SUPPLIED INFORMATION:
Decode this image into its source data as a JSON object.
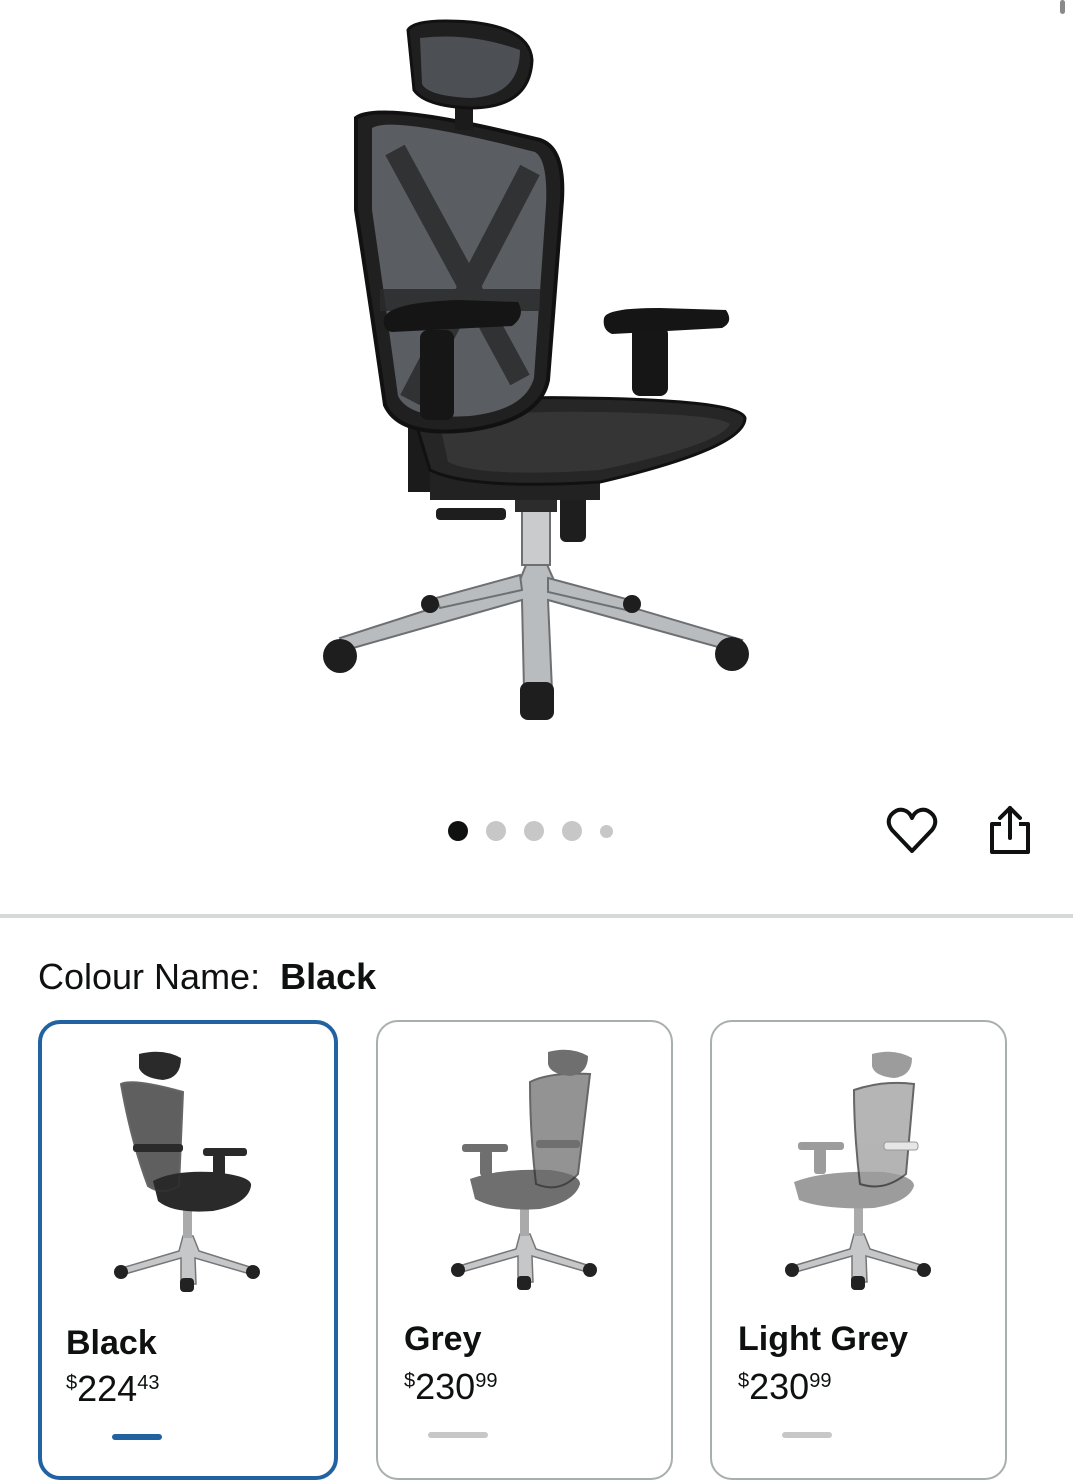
{
  "product_image": {
    "icon": "office-chair-black",
    "carousel_total": 5,
    "carousel_active": 1
  },
  "actions": {
    "favorite_icon": "heart-icon",
    "share_icon": "share-icon"
  },
  "variation": {
    "label": "Colour Name:",
    "selected_value": "Black",
    "options": [
      {
        "name": "Black",
        "currency": "$",
        "price_whole": "224",
        "price_fraction": "43",
        "selected": true,
        "chair_color": "#2a2a2a"
      },
      {
        "name": "Grey",
        "currency": "$",
        "price_whole": "230",
        "price_fraction": "99",
        "selected": false,
        "chair_color": "#6f6f6f"
      },
      {
        "name": "Light Grey",
        "currency": "$",
        "price_whole": "230",
        "price_fraction": "99",
        "selected": false,
        "chair_color": "#9c9c9c"
      }
    ]
  },
  "colors": {
    "selected_border": "#2162a1",
    "dot_active": "#0f1111",
    "dot_inactive": "#c7c7c7"
  }
}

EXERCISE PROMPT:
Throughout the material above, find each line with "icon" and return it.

REPLY TO THE EXERCISE:
    "icon": "office-chair-black",
    "favorite_icon": "heart-icon",
    "share_icon": "share-icon"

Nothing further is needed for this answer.